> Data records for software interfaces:

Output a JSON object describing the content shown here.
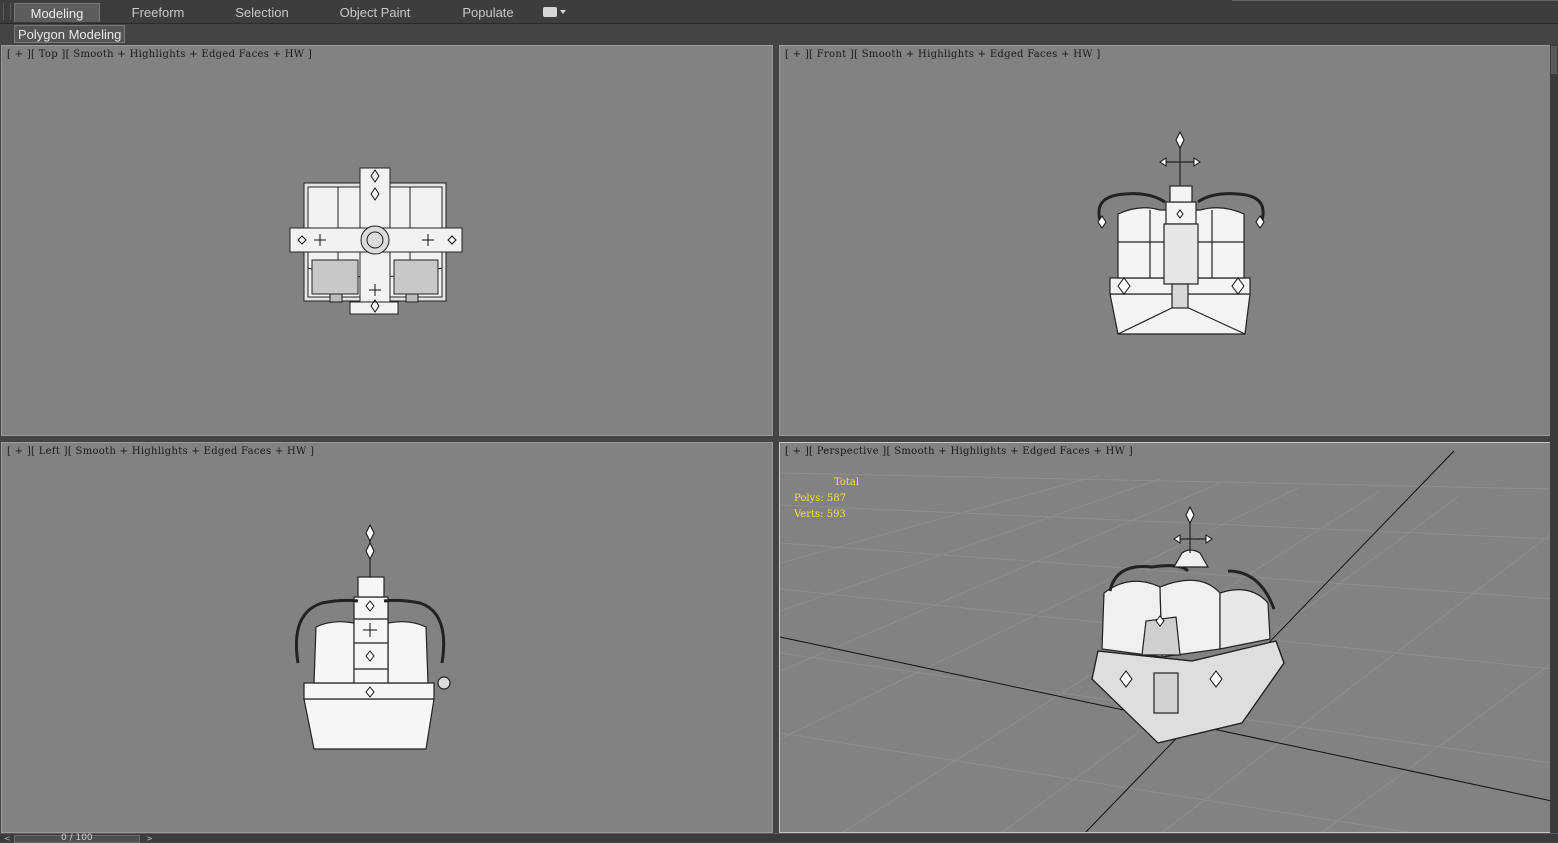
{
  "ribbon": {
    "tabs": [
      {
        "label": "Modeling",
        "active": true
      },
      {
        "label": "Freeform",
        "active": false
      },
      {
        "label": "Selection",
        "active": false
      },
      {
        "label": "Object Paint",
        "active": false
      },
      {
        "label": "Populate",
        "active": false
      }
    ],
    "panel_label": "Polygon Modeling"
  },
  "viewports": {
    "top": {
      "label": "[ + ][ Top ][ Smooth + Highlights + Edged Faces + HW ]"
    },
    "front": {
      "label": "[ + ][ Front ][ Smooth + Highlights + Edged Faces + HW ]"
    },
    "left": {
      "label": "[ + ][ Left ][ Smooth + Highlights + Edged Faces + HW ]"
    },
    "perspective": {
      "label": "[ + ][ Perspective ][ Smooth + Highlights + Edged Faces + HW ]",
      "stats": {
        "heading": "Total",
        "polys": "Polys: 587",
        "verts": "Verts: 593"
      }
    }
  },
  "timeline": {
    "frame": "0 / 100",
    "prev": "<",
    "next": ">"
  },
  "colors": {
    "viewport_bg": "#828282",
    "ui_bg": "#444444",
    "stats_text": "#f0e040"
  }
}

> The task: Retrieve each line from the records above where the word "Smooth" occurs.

> Response:
      "label": "[ + ][ Top ][ Smooth + Highlights + Edged Faces + HW ]"
      "label": "[ + ][ Front ][ Smooth + Highlights + Edged Faces + HW ]"
      "label": "[ + ][ Left ][ Smooth + Highlights + Edged Faces + HW ]"
      "label": "[ + ][ Perspective ][ Smooth + Highlights + Edged Faces + HW ]",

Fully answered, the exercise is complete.